French President Francois Mitterrand acknowledged publicly today for the first time that some Libyan troops have remained in Chad despite a series of official statements confirming the full withdrawal of French and Libyan forces from the landlocked African state last week.
The French leader, back from a previously unannounced meeting yesterday with Libyan leader Muammar Qaddafi on the Greek island of Crete, estimated Libyan troop strength in northern Chad at about 1,000 men -- or a little less than one-fifth of the estimated Libyan presence before the pullout began.
"The Libyan military presence in Chad . . . is less than is being said by certain foreign information sources but greater than there should be," Mitterrand told journalists in an apparent reference to reports in Washington and the Chadian capital of Ndjamena that have put the number of Libyans remaining in Chad much higher.
Secretary of State George P. Shultz has declined an invitation to attend a dinner given by visiting French Foreign Minister Claude Cheysson in Washington Monday, according to a U.S. official in Washington who suggested that irritation over Mitterrand's meeting with Qaddafi was the principal cause of the unusual decision not to attend.
Officially, Shultz has told the French that he had other commitments, the source reported. The State Department's decision to publicize intelligence information about the Libyans remaining in Chad as Mitterrand was preparing to meet Qaddafi has caused strains between Paris and Washington, U.S. and French officials reported.
Mitterrand's remarks in Paris appeared designed to defuse a growing public controversy here over the way his Socialist government has handled the pullout from Chad, originally announced in a joint Franco-Libyan communique last September and officially reported completed Nov. 10. About 3,000 French troops were sent to Chad, which lies on Libya's southern border, in August 1983 to bolster the pro-western government against a force of Libyan-backed rebels advancing from the north.

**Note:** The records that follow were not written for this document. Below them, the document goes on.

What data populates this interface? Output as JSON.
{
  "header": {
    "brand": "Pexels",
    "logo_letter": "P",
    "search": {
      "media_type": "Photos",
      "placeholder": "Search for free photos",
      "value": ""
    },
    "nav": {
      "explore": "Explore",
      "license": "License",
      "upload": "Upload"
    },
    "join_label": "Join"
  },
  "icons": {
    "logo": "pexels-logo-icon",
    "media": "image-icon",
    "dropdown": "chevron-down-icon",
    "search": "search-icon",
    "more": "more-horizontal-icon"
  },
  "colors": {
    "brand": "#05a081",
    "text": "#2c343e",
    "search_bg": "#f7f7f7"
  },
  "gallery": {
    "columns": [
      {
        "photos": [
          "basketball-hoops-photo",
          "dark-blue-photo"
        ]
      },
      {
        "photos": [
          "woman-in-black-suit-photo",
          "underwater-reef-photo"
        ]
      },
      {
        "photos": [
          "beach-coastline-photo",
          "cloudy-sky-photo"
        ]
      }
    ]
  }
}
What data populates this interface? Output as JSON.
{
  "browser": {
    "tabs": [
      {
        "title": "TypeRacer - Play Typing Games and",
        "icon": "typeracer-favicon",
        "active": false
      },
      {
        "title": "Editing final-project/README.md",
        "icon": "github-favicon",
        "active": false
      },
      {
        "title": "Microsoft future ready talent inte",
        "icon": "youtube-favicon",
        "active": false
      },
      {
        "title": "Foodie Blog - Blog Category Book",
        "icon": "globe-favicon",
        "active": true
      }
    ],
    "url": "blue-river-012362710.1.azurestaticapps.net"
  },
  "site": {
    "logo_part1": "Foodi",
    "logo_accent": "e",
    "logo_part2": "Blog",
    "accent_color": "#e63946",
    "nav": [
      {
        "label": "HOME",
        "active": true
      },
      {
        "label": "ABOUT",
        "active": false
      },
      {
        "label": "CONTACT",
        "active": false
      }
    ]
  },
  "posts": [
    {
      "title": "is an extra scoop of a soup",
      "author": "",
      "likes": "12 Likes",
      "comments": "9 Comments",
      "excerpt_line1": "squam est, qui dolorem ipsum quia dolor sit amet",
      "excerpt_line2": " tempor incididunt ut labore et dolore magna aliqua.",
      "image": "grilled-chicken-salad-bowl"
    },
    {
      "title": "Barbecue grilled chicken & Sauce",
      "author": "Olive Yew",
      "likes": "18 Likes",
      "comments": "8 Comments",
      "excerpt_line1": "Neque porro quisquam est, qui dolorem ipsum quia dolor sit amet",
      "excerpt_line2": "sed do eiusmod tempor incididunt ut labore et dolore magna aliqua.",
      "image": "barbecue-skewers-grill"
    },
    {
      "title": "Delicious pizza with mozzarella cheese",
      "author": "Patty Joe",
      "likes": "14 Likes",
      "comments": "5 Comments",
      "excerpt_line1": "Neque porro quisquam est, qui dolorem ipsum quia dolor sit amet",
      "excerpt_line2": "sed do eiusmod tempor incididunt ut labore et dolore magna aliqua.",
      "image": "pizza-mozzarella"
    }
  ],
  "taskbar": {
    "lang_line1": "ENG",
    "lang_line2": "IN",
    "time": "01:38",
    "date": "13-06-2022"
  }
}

Commentaries today in many French newspapers, including some that are normally sympathetic to the left, expressed bewilderment at Mitterrand's decision to meet with Qaddafi at this particular moment and fears that the president may have been duped by Tripoli. Official French spokesmen who as late as yesterday were still talking about a full Libyan retreat have been held up to public ridicule.
Comments by Mitterrand and other French officials today strongly implied that the French government knew that some Libyans remained in Chad at the time it issued a joint statement with Tripoli on Nov. 10 confirming the completion of "the evacuation operations." Speaking to journalists at the Elysee Palace today, the president said that the Libyan withdrawal had been proceeding normally up until Nov. 9 or 10, when it was possible to observe "on the ground either a slowing down in the movement of withdrawal or a reinforcement of the Libyan presence."
Government spokesman Roland Dumas told a previously arranged luncheon hosted by the Anglo-American Press Association that the French government had access to its own sources of information about Libyan troop movements even before acquiring U.S. satellite data from Washington earlier this week. He denied that the French authorities had received copies of pictures taken by the satellites but confirmed the receipt of information based on the photographs.
Dumas confirmed that France stood by a statement made in September by Cheysson threatening to send its troops back to Chad in the event of any Libyan return. "If they leave, we leave. If they stay, we stay. If they come back, we will come back," the foreign minister said.
According to French officials, there are about 100 French soldiers still in Chad -- serving as "military instructors" with the government Army. Some heavy French military equipment, including tanks and armored cars, also has been left behind.
French spokesmen refused to confirm a statement by Greek Prime Minister Andreas Papandreou that Mitterrand and Qaddafi reached agreement on the full withdrawal of all French and Libyan troops.
"We can't say there was an agreement. There was an exchange of views about this problem," Dumas said.
Describing the tripartite meeting as "historic," Papandreou said that both sides had accepted the principle that "not a single French soldier or a single Libyan soldier" should remain on Chadian territory. He added that France had "officially recognized" Libya's security interests in the region by recognizing Tripoli's right to intervene in the event of a similar intervention by "a third country" in Chad.
In his unusual press briefing today, Mitterrand said that the Libyans still in Chad did not have any heavy arms or significant air support apart from several helicopters. He said that the movement toward withdrawal was continuing.
The president said that Libya could hope to restore normal relations with France only when all its troops were withdrawn from Chad.